━━ Input material

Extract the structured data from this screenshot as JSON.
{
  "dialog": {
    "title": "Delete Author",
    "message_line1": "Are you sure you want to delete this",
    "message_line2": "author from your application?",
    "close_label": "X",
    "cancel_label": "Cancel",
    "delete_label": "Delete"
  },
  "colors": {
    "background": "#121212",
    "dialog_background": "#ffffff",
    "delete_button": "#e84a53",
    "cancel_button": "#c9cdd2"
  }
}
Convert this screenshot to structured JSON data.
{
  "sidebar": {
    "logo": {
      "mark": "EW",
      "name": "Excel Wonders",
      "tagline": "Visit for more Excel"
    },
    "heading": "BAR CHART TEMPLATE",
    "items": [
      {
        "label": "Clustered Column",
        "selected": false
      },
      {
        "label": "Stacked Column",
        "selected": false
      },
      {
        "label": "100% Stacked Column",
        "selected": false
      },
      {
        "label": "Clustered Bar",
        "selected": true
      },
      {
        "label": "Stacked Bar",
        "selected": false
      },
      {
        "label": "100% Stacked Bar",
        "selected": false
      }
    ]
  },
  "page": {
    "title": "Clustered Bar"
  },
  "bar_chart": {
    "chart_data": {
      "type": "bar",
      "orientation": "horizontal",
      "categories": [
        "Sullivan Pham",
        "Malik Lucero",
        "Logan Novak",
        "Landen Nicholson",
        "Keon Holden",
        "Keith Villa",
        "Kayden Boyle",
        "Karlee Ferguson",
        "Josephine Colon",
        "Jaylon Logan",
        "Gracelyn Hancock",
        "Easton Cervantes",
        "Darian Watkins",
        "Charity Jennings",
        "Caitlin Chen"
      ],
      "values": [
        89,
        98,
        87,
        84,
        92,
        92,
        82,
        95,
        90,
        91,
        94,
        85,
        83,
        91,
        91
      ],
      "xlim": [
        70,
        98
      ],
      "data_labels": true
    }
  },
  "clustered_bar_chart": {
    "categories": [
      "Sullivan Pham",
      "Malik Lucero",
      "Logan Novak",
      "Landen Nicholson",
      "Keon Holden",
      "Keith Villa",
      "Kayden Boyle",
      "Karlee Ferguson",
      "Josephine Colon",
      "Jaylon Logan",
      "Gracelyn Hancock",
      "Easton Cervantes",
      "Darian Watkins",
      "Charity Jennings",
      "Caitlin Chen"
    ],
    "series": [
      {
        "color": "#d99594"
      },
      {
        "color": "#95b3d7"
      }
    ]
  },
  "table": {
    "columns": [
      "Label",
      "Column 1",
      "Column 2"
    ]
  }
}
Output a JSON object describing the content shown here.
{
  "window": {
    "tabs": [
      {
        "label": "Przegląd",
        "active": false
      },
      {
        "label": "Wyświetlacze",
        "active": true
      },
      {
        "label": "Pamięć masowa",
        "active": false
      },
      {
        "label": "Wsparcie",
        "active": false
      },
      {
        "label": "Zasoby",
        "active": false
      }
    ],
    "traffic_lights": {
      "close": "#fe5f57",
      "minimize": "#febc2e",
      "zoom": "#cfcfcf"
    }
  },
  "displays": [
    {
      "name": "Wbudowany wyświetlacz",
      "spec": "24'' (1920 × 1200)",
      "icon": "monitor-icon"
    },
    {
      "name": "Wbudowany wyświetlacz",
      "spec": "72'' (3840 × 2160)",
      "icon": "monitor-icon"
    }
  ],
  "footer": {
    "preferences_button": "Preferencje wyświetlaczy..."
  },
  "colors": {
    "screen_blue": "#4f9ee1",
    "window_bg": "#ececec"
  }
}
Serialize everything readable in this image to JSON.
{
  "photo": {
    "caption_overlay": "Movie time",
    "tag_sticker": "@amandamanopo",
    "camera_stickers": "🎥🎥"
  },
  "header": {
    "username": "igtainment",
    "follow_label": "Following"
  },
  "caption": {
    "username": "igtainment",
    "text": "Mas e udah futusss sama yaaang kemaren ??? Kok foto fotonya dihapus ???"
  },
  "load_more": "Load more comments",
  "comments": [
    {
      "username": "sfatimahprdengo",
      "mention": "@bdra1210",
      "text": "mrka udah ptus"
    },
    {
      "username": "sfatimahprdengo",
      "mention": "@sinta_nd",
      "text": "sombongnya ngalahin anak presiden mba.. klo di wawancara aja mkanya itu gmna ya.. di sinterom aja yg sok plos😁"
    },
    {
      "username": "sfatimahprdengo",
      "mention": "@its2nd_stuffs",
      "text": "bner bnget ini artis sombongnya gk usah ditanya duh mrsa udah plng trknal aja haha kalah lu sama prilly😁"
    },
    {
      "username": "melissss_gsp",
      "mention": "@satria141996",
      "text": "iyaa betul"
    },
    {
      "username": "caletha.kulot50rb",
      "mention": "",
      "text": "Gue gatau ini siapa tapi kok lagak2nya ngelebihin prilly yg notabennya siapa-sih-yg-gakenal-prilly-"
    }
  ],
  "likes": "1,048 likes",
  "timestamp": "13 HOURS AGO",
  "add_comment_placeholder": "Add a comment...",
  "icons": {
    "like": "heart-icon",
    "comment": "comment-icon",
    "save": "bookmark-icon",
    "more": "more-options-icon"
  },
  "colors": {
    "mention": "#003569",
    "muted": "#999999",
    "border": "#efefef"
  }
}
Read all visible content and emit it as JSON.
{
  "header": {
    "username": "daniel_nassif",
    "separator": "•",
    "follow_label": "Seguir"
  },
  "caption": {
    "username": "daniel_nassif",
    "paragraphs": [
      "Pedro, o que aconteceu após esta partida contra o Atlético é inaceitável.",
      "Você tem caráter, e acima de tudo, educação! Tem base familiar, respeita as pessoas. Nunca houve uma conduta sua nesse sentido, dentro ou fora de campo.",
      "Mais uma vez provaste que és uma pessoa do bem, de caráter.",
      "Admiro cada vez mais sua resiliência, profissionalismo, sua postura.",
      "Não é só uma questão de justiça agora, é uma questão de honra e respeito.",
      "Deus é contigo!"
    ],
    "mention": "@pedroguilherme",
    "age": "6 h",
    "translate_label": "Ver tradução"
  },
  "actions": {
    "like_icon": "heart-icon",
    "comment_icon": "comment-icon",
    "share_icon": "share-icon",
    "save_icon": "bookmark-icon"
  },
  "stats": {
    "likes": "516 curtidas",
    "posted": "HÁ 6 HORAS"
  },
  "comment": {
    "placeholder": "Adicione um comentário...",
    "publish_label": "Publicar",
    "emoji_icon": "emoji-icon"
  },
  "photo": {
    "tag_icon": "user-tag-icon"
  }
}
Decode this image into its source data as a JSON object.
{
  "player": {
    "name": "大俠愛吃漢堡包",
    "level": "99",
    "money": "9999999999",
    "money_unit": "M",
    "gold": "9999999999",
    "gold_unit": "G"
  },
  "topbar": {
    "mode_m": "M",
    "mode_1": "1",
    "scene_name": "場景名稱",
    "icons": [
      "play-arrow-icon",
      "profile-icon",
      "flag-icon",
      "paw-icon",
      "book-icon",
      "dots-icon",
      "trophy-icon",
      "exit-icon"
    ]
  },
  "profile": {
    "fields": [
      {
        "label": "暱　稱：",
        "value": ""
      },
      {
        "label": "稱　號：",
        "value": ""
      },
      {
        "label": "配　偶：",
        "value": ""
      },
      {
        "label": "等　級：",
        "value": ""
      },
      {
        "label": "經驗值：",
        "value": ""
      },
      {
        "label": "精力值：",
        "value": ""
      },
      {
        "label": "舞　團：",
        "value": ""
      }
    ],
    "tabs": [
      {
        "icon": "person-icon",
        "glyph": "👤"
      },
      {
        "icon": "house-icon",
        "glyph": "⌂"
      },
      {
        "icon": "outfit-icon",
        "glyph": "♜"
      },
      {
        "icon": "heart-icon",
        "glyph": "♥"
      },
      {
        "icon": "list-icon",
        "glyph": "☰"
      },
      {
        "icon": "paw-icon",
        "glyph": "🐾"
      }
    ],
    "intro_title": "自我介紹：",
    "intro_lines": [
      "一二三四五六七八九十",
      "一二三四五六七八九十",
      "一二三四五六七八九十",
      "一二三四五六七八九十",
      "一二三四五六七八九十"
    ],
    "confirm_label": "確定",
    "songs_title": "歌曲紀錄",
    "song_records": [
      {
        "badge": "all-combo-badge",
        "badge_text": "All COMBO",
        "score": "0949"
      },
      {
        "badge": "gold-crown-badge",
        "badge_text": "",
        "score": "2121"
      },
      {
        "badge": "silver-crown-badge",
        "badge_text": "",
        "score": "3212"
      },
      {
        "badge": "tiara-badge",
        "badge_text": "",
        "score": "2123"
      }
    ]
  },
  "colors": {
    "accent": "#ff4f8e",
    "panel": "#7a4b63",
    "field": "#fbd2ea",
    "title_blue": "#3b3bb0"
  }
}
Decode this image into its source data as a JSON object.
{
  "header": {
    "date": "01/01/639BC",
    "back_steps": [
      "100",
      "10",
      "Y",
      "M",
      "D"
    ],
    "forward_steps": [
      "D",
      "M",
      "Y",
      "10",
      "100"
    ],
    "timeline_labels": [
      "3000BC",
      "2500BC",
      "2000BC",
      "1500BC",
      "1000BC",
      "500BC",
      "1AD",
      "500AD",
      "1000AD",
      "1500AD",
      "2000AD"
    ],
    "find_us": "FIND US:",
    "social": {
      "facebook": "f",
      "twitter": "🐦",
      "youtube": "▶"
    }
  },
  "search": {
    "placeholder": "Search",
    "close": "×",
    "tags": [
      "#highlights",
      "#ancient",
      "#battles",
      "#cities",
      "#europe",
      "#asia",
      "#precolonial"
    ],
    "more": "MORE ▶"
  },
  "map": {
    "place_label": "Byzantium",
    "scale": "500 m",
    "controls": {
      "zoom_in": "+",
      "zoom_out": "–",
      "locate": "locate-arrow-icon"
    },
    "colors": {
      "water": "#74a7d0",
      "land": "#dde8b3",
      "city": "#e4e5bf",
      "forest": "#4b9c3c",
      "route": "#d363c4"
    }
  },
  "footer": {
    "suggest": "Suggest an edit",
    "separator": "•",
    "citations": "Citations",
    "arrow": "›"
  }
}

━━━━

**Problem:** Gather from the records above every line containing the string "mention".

**Reply:**
      "mention": "@bdra1210",
      "mention": "@sinta_nd",
      "mention": "@its2nd_stuffs",
      "mention": "@satria141996",
      "mention": "",
    "mention": "#003569",
    "mention": "@pedroguilherme",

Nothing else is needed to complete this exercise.